Summary: The only Biblical, Christian response to the violence of our society is to let the love of Jesus be the rule for the way that we treat others.
Schoolyard Violence (Opening the Circle)
Matthew 5: 21-26; 38-48
Sunday Morning, March 11, 2001
Introduction: The Bus Ride Home
The boy was already a little worried when he walked up the stairs to of the school bus. He was running late that afternoon, and the front seats, the ones near the driver had a tendency to fill up early. And sure enough, by the time he got on board, he was forced to sit in the third seat from the back, just two rows in front of the athletes and "cool" guys who always seemed to be hanging out in the last seat. He was definitely outside his comfort zone.
As he sat down, he unconsciously raised the hood of his parka, kind of like a wall between himself and the guys who were already snickering and making rude remarks literally behind his back. Then the bus pulled away from the curb and as the driver suddenly became occupied with watching out for traffic and for the turns along the route, he heard it.

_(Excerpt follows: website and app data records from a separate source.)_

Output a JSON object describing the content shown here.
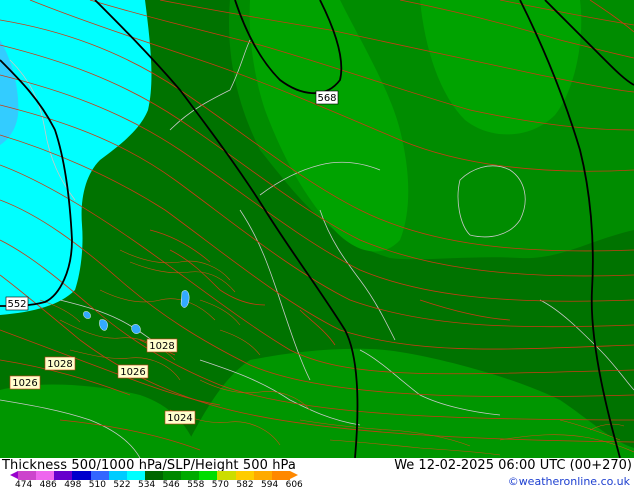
{
  "title": "Thickness 500/1000 hPa/SLP/Height 500 hPa",
  "datetime": "We 12-02-2025 06:00 UTC (00+270)",
  "credit": "©weatheronline.co.uk",
  "map_labels": {
    "height_568": "568",
    "height_552": "552",
    "slp_1028_a": "1028",
    "slp_1028_b": "1028",
    "slp_1026_a": "1026",
    "slp_1026_b": "1026",
    "slp_1024": "1024"
  },
  "legend": {
    "ticks": [
      "474",
      "486",
      "498",
      "510",
      "522",
      "534",
      "546",
      "558",
      "570",
      "582",
      "594",
      "606"
    ],
    "colors": [
      "#cc44cc",
      "#ee66ee",
      "#6600cc",
      "#0000cc",
      "#3366ff",
      "#00ccff",
      "#00ffff",
      "#006600",
      "#008800",
      "#00aa00",
      "#00dd00",
      "#ccdd00",
      "#ffcc00",
      "#ffaa00",
      "#ff8800"
    ]
  },
  "colors": {
    "cyan_light": "#00ffff",
    "cyan_mid": "#33ccff",
    "green_dark": "#006600",
    "green_mid": "#008800",
    "green_light": "#00a300",
    "contour_red": "#cc3300",
    "height_black": "#000000",
    "border_gray": "#cccccc"
  }
}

He flinched visibly, as if reacting to a blow to the head when the spit thumped against the back of his hood. Then, he closed his eyes for a minute in what might have been a wordless prayer for deliverance. But nothing changed. The ride home only took 10 or 15 minutes, but it seemed like an eternity that day, and all he could hear was the sound of the spitting and the laughter; again, and again, and again, and again.
When the bus finally did pull to a stop at the corner near his house. It was kind of a mixed blessing, because he knew that even though the spitting would come to an end, he still had to walk up that aisle with the evidence of the other boys contempt and callousness literally dripping from the back of his coat. And you know how kind children can be. The laughter seemed to roll toward the front of the bus like a wave as he passed with only a handful of students turning their eyes away knowing that it might be their turn the next day. But he managed to keep his head up and to hang on to what little dignity he felt he had left all the way down that aisle and even up the street to the door of his house.
Of course there was no hiding it from his mom. The jacket needed to be washed, and in those days, teenage boys did not do laundry. But even after he swore that he would never ever return to that school, his mom felt compelled to call the principle and have a good long talk. And of course, he did go to school the very next day, and of course, the well-intentioned principal decided to call all the boys down to the office together so that they could each share their sides of the story.
And of course, the principal explained that they really weren’t bad boys. In fact they all came from pretty good homes and they were all fairly active in one aspect or another of the school’s sports program, and they really didn’t mean to hurt anyone and after all, no one really got hurt, did they?
But I can tell you it hurt, a lot. Because the boy I’m speaking of was me about 25 years ago. I was the one riding that school bus home from Capitol View Junior High in Roseville, Minnesota on a winter day in 1974. And to this day, I can’t really say I know why they did what they did. I’d like to tell you that it was because I was a Christian and because I had taken a really bold stand for the Lord. But that wasn’t it. That much I know. It was more because I wasn’t very coordinated and I really never enjoyed sports and I was always more comfortable with a good book than I was with a basketball and I just happened to be the nerd du jour. The freak. The outsider with the funny name and the out of style clothes.